# Task requirements
Using the records below, find every line that includes "supervisor" and copy it.

# Records for this exercise
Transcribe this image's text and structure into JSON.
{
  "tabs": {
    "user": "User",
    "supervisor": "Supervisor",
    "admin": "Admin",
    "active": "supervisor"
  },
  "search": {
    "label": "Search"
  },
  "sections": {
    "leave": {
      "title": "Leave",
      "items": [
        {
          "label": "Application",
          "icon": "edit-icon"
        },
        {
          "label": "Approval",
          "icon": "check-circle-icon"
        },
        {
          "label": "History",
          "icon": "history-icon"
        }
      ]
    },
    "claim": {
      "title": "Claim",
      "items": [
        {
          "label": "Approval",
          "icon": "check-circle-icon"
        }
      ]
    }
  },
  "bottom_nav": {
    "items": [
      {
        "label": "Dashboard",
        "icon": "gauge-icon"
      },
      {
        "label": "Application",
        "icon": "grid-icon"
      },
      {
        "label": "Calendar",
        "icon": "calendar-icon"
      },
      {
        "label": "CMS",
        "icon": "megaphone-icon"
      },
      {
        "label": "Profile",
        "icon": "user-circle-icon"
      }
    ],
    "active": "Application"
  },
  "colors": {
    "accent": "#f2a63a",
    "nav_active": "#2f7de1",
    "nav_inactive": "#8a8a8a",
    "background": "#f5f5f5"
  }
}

# Response to the task
    "supervisor": "Supervisor",
    "active": "supervisor"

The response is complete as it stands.